1. Mini-Lesson: Types of Editing
- Self- Editing : do not generalize and use “always” – cite examples, word choice, audience
- Peer Editing – Do not edit out each other’s opinions.
2. Getting facts – quotations and citations

Homework – List 121 Persuasive Techniques – Use 1-2 techniques in friendly letter
Work – final draft on world hunger letter to friend



If done, Photos A – D from Chicago Historical Society on protests….


Homework – Bring in an example of a protest in our world or community today (newspaper article, etc.)
Create ceiling sign about protest today – 
- gather facts from newspapers, etc.
- create hanging ceiling sign to get people to listen…on sign write, “Any q’s about the issue – see _______”
Civil Right’s Movement: The Children’s March
- Watch movie and complete videosheet
- Do # 1 – 5 activity in which students label actual adult world problems
- Birmingham pledge
- Mini-Lesson: How to write a Business Letter
Work – write letter to Representative/leader about top issue. (r. draft)
Civil Right’s Movement: The Children’s March
- Watch movie and complete videosheet
- Do # 1 – 5 activity in which students label actual adult world problems
- Birmingham pledge
- Mini-Lesson: How to write a Business Letter
Work – write letter to Representative/leader about top issue. (r. draft)
Mini-Lesson: Proper Launch and audience

Peer, Self, and Adult Edit letter
Declarations of Independence
- Read children’s book on Declaration
- Discuss Declaration and format
- Discuss Women at Seneca Falls and Declaration
- Show examples
- Q’s to ask kids: ‘Who do you think treats you with prejudice?”; ‘What do you want from this?”
- Work – brainstorm list of people to “declare independence from”…move towards r. draft
Working on r. drafts and editing Declarations of Independence

Mini-Lesson: Organization of Dec. of Ind. ; and use of repetition vs. original sentence openers
Declarations of Independence classwork day


- If done may start on “Moving Through Protest” work
- Do clipboard
- Do pyramid
- Do research
“Moving Through Protest” – do all work (see lesson before) Analyzing Different Viewpoints
- piece of writing from the opposite perspective/both perspectives
- See sheet for essay ideas
Work – TWO rough drafts, side by side
Use of Accurate Statistics
- Read paragraph on Black vs. White prison statistics in Letters From Young Activists
- Students pick topic and find accurate statistics related to topic.
- Students must write paragraph properly including statistics – r. draft
Mini-Lesson: Tones
- Sarcasm and Anger vs. Logic and Even Tone

Editing: Putting in and/or taking out Sarcasm and Anger in Statistics paragraph
Mini-Lesson: Counterarguments
- Use Pro and Cons of Homework sheet
- Teach Counterargument at end of paragraph
Work – Edit Counterargument into one essay.
Choice Writing Assignments – see sheet
Choice Writing Assignments – see sheet Choice Project due
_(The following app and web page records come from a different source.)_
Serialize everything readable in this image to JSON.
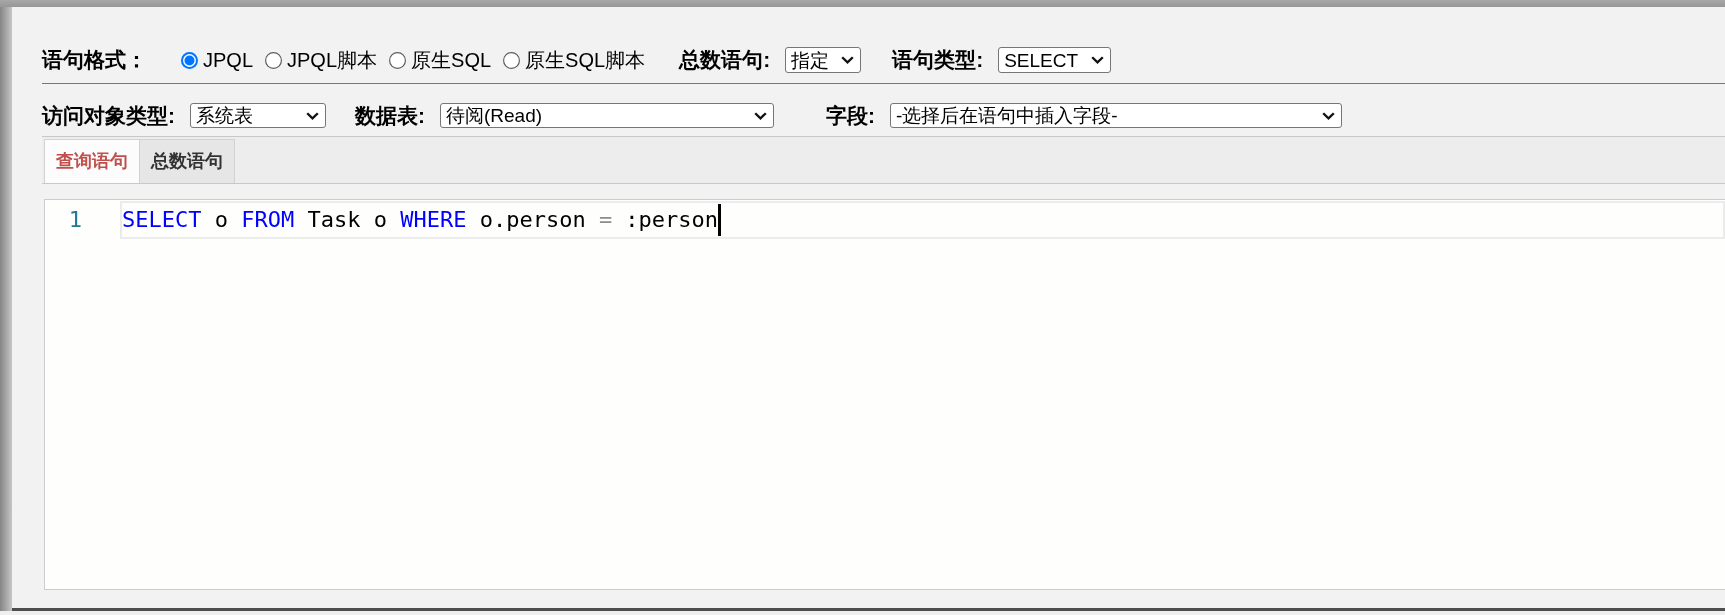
{
  "form_rows": [
    {
      "items": [
        {
          "kind": "radio_group",
          "label": "语句格式：",
          "options": [
            {
              "label": "JPQL",
              "selected": true
            },
            {
              "label": "JPQL脚本",
              "selected": false
            },
            {
              "label": "原生SQL",
              "selected": false
            },
            {
              "label": "原生SQL脚本",
              "selected": false
            }
          ]
        },
        {
          "kind": "select",
          "label": "总数语句:",
          "value": "指定"
        },
        {
          "kind": "select",
          "label": "语句类型:",
          "value": "SELECT"
        }
      ]
    },
    {
      "items": [
        {
          "kind": "select",
          "label": "访问对象类型:",
          "value": "系统表"
        },
        {
          "kind": "select",
          "label": "数据表:",
          "value": "待阅(Read)"
        },
        {
          "kind": "select",
          "label": "字段:",
          "value": "-选择后在语句中插入字段-"
        }
      ]
    }
  ],
  "tabs": [
    {
      "label": "查询语句",
      "selected": true
    },
    {
      "label": "总数语句",
      "selected": false
    }
  ],
  "editor": {
    "lines": [
      {
        "number": "1",
        "cursor": true,
        "tokens": [
          {
            "text": "SELECT",
            "kind": "keyword"
          },
          {
            "text": " o ",
            "kind": "plain"
          },
          {
            "text": "FROM",
            "kind": "keyword"
          },
          {
            "text": " Task o ",
            "kind": "plain"
          },
          {
            "text": "WHERE",
            "kind": "keyword"
          },
          {
            "text": " o.person ",
            "kind": "plain"
          },
          {
            "text": "=",
            "kind": "operator"
          },
          {
            "text": " :person",
            "kind": "plain"
          }
        ]
      }
    ]
  }
}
Protest songs lecture day
- overheads
- CD
- Packets
- HW: find own song to present (Ex. Cred. If song brought in)
Present Protest songs to class
Possible Other Assignments/Activities:
Protest Songs – The History of the Protest Song with John Fox (presenter and musician)
Protest Marches – Judy Dufficy
Letter to President Bush on War in Iraq (although rather unresponsive last year)